> WHAT TO WORK ON: Retype the whole listing below, character for character.

> SUPPLIED DATA:

>>>

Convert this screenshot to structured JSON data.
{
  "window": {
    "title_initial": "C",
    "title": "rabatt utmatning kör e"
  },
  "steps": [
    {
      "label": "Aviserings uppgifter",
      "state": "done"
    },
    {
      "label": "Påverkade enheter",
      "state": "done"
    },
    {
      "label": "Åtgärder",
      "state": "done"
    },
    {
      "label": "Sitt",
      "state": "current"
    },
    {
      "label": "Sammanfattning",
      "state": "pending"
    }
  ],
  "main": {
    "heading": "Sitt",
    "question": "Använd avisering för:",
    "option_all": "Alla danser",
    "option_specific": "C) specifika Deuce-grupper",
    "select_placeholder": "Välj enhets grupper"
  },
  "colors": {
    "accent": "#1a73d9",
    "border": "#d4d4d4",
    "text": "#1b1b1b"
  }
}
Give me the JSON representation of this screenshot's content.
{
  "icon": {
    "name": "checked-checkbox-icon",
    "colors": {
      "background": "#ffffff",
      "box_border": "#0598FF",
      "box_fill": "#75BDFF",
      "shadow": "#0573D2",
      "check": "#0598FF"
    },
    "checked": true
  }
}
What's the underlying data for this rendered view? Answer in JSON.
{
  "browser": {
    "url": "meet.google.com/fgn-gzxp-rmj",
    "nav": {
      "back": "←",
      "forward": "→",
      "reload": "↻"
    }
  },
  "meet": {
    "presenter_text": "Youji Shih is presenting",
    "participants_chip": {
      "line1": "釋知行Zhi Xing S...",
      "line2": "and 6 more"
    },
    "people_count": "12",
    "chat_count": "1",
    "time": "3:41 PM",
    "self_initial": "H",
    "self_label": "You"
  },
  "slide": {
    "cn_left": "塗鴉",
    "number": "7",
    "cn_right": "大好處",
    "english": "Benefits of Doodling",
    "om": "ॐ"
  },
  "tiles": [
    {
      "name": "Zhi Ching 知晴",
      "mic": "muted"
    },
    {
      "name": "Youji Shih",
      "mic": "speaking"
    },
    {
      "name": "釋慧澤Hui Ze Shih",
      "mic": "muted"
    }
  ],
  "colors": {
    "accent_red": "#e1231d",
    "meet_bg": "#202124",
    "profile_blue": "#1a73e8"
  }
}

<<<

> RESPONSE:
Convert this screenshot to structured JSON data.
{
  "window": {
    "title_initial": "C",
    "title": "rabatt utmatning kör e"
  },
  "steps": [
    {
      "label": "Aviserings uppgifter",
      "state": "done"
    },
    {
      "label": "Påverkade enheter",
      "state": "done"
    },
    {
      "label": "Åtgärder",
      "state": "done"
    },
    {
      "label": "Sitt",
      "state": "current"
    },
    {
      "label": "Sammanfattning",
      "state": "pending"
    }
  ],
  "main": {
    "heading": "Sitt",
    "question": "Använd avisering för:",
    "option_all": "Alla danser",
    "option_specific": "C) specifika Deuce-grupper",
    "select_placeholder": "Välj enhets grupper"
  },
  "colors": {
    "accent": "#1a73d9",
    "border": "#d4d4d4",
    "text": "#1b1b1b"
  }
}
Give me the JSON representation of this screenshot's content.
{
  "icon": {
    "name": "checked-checkbox-icon",
    "colors": {
      "background": "#ffffff",
      "box_border": "#0598FF",
      "box_fill": "#75BDFF",
      "shadow": "#0573D2",
      "check": "#0598FF"
    },
    "checked": true
  }
}
What's the underlying data for this rendered view? Answer in JSON.
{
  "browser": {
    "url": "meet.google.com/fgn-gzxp-rmj",
    "nav": {
      "back": "←",
      "forward": "→",
      "reload": "↻"
    }
  },
  "meet": {
    "presenter_text": "Youji Shih is presenting",
    "participants_chip": {
      "line1": "釋知行Zhi Xing S...",
      "line2": "and 6 more"
    },
    "people_count": "12",
    "chat_count": "1",
    "time": "3:41 PM",
    "self_initial": "H",
    "self_label": "You"
  },
  "slide": {
    "cn_left": "塗鴉",
    "number": "7",
    "cn_right": "大好處",
    "english": "Benefits of Doodling",
    "om": "ॐ"
  },
  "tiles": [
    {
      "name": "Zhi Ching 知晴",
      "mic": "muted"
    },
    {
      "name": "Youji Shih",
      "mic": "speaking"
    },
    {
      "name": "釋慧澤Hui Ze Shih",
      "mic": "muted"
    }
  ],
  "colors": {
    "accent_red": "#e1231d",
    "meet_bg": "#202124",
    "profile_blue": "#1a73e8"
  }
}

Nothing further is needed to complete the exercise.